My Murder Squad mate Cath Staincliffe is the hugely successful creator of the TV series 'Blue Murder', as well as a varied and accomplished novelist. I'm delighted she has found time to contribute a guest post about her latest book.
'Back when I first started writing novels I only had a few hours a week to write and that became sacrosanct – I ignored anything else clamouring for attention (chores, I mean – the kids were safely off at playgroup and school) and knuckled down. I knew it was the only way I’d get anything finished. The limit on time meant it took me something like eighteen months to write a book and that novel was the sole focus of my writing time.
Years on and now working full-time writing television scripts and radio drama as well as novels and short stories, I find myself jumping between projects like a grasshopper. I still get things finished but I’ve had to develop the ability to switch from one story, one set of characters, one form to another, on a regular basis. Though I only ever have one novel on the go; I don’t think I’d be able to do that hopping about between books but it’s easier moving from a book to a radio play or a television treatment and back. Writing two novels at the same time would cause my brain to melt, I think – like reading two books at once, something I can’t countenance.
At present I’m delivering a novel each year and that leads to some overlap of tasks: so for example I’m now busy promoting my latest publication WITNESS while I’m simultaneously re-reading and copy-editing SPLIT SECOND which will come out next year and also discussing new ideas for the book for 2013 with my agent and publisher.
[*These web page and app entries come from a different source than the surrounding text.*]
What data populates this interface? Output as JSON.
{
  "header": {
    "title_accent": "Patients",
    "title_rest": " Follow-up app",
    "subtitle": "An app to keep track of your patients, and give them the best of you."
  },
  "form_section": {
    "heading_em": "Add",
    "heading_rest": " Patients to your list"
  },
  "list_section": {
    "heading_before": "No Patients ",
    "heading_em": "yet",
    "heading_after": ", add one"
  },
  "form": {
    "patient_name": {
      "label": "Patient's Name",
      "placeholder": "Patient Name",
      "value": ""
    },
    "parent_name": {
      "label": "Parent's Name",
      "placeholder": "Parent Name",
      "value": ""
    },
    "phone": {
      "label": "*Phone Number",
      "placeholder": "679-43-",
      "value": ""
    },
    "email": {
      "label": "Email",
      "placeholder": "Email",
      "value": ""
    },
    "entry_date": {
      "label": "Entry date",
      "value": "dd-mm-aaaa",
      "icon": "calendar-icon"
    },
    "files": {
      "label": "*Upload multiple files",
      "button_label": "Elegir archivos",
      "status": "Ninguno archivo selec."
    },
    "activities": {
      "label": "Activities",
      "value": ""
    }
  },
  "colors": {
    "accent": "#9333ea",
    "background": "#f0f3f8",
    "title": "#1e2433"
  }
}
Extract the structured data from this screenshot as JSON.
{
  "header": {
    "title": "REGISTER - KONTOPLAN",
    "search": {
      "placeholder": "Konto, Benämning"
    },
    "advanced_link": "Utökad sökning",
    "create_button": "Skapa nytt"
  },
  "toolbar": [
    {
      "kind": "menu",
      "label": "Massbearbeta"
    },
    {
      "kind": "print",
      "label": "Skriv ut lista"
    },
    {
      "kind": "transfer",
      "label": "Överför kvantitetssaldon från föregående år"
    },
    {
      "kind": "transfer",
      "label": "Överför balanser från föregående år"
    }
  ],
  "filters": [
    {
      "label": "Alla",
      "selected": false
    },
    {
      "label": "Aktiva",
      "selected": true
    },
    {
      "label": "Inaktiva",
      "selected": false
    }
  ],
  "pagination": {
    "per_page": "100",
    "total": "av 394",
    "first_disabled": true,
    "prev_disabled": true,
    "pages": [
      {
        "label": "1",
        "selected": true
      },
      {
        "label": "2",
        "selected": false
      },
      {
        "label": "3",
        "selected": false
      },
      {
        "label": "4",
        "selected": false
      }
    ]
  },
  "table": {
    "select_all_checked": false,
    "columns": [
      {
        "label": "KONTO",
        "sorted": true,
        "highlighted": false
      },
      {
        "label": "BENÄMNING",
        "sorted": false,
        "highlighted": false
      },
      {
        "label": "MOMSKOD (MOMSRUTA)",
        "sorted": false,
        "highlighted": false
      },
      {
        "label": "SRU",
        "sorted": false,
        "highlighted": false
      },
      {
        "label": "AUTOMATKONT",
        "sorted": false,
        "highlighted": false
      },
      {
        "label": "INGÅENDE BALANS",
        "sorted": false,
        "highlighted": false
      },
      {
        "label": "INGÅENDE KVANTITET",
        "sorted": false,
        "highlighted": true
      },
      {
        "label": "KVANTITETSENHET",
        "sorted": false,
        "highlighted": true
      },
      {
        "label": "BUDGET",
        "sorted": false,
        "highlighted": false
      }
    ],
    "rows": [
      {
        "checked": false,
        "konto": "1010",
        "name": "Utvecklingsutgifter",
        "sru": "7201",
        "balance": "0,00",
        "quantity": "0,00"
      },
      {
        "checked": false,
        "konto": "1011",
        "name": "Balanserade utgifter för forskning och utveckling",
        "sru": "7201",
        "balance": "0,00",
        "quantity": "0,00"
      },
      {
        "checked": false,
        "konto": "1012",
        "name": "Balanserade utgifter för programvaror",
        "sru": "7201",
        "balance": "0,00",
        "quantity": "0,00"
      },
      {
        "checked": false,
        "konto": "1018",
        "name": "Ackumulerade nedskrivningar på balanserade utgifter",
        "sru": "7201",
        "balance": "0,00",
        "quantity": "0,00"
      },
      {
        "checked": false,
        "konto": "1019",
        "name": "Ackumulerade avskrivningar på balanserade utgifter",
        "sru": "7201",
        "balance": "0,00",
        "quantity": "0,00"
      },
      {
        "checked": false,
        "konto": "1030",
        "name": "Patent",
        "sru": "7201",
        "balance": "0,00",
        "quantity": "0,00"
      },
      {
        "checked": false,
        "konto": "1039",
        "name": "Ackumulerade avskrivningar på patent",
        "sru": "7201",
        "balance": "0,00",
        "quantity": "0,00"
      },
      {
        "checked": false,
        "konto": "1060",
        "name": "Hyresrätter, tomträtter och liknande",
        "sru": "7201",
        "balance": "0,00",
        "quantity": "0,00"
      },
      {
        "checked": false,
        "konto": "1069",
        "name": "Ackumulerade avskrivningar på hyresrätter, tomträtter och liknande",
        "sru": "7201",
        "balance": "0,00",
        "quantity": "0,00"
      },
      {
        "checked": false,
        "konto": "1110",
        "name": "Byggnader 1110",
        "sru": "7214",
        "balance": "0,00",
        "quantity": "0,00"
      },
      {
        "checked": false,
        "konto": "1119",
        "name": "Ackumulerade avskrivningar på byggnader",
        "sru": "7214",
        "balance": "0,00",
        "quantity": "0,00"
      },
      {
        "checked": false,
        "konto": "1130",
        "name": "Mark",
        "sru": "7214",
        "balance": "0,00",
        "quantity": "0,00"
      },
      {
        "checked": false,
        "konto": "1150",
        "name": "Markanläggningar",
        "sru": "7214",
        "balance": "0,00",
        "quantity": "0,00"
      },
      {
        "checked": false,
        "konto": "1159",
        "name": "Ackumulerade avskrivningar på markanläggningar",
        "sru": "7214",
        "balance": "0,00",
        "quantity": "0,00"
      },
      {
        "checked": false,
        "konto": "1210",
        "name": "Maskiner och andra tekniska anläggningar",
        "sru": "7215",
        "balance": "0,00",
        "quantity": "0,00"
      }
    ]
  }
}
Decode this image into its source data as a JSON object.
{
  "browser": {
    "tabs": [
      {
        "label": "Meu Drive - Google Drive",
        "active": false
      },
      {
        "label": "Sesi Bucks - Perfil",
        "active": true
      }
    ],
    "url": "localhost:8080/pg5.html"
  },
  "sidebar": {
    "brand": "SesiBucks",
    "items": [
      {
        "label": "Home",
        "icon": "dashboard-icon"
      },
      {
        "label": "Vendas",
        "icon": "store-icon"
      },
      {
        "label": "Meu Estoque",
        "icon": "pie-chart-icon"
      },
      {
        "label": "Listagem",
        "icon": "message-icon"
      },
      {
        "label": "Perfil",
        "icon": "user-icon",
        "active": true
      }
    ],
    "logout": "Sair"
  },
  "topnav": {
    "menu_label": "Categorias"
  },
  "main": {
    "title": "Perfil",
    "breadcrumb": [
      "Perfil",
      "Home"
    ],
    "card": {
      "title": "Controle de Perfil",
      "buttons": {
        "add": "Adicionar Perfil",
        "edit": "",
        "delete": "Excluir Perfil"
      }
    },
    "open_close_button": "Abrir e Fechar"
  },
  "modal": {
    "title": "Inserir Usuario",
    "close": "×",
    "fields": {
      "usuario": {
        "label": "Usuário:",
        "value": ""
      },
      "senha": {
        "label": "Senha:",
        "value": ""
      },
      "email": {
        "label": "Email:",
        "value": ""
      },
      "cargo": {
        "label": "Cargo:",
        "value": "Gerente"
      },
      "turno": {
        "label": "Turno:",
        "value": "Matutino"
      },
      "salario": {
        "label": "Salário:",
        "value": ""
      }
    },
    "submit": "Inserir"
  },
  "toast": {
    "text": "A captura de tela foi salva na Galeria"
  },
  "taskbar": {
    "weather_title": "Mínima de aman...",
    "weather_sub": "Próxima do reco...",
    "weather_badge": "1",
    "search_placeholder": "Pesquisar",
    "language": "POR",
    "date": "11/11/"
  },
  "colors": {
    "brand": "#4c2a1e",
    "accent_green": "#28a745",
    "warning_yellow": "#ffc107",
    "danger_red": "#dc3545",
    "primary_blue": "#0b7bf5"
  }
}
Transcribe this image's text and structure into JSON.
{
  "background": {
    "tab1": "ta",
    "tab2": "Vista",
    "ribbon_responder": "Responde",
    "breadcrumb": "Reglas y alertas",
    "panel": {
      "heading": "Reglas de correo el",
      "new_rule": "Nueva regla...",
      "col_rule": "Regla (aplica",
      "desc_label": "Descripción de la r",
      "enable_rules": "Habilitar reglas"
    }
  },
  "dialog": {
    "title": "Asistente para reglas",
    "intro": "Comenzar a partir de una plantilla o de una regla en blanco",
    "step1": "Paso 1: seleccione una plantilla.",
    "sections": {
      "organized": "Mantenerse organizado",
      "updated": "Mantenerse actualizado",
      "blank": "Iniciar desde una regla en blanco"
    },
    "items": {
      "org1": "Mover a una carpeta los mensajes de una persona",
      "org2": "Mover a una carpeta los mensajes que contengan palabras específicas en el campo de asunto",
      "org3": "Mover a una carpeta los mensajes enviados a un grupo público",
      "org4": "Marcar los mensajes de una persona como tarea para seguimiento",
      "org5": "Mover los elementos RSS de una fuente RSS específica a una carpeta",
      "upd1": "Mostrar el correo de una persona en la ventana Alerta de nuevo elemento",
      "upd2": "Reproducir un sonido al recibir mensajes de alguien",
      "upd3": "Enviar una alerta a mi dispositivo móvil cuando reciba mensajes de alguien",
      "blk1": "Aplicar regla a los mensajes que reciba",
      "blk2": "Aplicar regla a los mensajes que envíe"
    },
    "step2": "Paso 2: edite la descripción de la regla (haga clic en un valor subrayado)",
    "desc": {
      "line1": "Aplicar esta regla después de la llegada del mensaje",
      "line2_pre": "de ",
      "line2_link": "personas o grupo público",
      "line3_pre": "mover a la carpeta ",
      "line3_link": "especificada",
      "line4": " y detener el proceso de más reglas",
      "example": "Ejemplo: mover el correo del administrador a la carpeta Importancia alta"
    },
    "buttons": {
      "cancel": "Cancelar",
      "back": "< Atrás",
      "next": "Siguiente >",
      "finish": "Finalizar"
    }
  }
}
Alongside that I’ve been proof-reading my contributions to BEST EATEN COLD (ed. Martin Edwards) a Murder Squad anthology, developing and pitching new television drama ideas, writing the script for a radio play in Danny Brocklehurst’s STONE series, drawing up an entry for a scriptwriting competition and researching ideas for LEGACY, my own radio drama series. I like the variety. But it’s interesting talking to other writers who much prefer to concentrate on one medium and would hate the mix I have. Novelists who say they couldn’t cope with the collaborative nature of working in television or radio, with everybody chipping in and shaping the script and changing it beyond all recognition or scriptwriters who imagine the life of a novelist to be unremitting loneliness and isolation, with no-one to bounce ideas off and the tedium of working on one book for years on end. I think I’m lucky to have the best of both worlds. Though now and again there will be a lull after deadlines have been met when I have a few weeks to concentrate solely on one piece of work – and that does feel like a luxury. So maybe a bit of me hankers after the old days when it was one thing at a time – but it’s just a bit. Honest.'